This is where a modern backup solution like Bacula suddenly looks like Heaven on earth. Bacula is network-based, which means that all communication is done via TCP connections, even if the backup strategy involves only a single computer. Bacula consists of three major parts:
The first decision to make when installing Bacula is to select a database backend. Bacula stores the information about which files have been stored when and where in its catalog, an ordinary SQL database. At the moment PostgreSQL, MySQL and SQLite are supported as database backends.
After choosing the backend, all daemons have to be configured. Most work has to be done for the director, however the documentation helps here a lot and gives detailed examples. Sometimes it can be difficult to implement a backup strategy from paper form into a working Bacula configuration, especially when it comes to writing to multiple tapes. Bacula supports all widely used tape drives by directly accessing the device in /dev/.
Unfortunately, tape changing can be a painful job. The tape selection algorithm is far from intuitive and using five different states for a medium certainly doesn't help here. So if you are writing your backups on tape be prepared to often get the message that the currently inserted tape is unacceptable for some reason. Such messages are sent by mail, and in case that a local interception is needed, the recipient can be another mailbox than for the rest.
Once you've gotten around all the quirks that make your life difficult in the beginning, Bacula does its job pretty well. The backup speed is on the fast side, as the various daemons generated little overhead. Together with the flexible options to create backup schedules and select files to be stored this means that Bacula does indeed deliver a scalable backup solution.
Restoring data is very comfortable, either with the console client or the GUI version. Bacula will assist you to find the files in the version you are looking for. Restoring can be done by less privileged clients which means that user's can retrieve their own files without having to bother the administrator.
On the security side, Bacula can be protected by a TLS layer against several attack types proprietary products have problems with (PDF). However, encrypted storage is equally important, which Bacula currently does not support. A successful fund-raising campaign lead to the creation of a patch for data encryption, which is expected to be included in future versions.
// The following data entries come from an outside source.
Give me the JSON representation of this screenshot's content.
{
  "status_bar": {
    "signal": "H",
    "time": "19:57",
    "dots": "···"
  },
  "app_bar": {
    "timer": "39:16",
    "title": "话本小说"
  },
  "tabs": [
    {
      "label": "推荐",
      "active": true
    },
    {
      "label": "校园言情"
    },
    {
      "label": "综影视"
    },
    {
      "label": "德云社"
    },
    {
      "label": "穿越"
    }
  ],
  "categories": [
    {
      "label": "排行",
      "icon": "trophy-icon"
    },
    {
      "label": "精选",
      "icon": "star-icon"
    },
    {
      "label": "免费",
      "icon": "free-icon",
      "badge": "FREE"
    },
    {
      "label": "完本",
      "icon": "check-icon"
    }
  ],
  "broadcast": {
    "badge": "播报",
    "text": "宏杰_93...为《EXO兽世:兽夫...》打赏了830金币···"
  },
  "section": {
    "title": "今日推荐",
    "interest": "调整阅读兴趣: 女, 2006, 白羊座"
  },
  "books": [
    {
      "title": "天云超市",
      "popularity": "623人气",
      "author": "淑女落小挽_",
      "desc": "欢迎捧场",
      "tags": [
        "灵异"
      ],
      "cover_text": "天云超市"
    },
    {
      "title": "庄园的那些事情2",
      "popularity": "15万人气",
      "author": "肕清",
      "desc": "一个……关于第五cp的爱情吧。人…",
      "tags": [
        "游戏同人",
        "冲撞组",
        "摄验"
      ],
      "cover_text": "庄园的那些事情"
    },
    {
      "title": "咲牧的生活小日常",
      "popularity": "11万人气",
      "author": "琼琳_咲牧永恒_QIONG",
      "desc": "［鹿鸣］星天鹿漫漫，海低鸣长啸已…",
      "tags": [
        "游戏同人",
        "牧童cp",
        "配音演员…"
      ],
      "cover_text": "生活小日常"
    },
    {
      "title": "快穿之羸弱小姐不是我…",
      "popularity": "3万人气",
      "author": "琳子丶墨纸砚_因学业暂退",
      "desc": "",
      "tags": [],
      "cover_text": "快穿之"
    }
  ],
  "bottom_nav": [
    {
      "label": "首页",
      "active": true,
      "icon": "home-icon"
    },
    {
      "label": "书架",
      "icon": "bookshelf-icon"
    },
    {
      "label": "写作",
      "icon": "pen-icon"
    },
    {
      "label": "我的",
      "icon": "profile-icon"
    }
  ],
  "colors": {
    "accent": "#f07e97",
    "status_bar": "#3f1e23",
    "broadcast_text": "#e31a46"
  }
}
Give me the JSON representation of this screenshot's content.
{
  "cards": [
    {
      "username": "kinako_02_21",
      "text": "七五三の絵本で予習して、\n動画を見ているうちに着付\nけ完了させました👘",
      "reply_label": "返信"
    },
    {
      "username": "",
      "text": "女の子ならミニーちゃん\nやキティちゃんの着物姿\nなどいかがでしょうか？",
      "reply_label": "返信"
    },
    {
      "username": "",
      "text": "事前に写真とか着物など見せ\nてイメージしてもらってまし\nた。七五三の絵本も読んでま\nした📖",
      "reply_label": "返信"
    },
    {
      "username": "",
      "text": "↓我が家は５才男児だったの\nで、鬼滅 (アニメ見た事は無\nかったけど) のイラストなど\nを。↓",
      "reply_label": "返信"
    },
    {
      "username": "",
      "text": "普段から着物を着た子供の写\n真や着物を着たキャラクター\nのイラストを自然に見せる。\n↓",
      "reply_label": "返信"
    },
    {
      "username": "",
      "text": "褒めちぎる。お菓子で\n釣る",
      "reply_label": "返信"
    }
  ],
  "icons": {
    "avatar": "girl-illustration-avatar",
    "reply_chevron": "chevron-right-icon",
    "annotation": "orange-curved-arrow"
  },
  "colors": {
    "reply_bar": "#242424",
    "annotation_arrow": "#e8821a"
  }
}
But if you don't need data encryption you can use Bacula right now without any doubts. You will need to invest some time to get everything going, but afterwards you will be rewarded with a scalable and stable backup solution.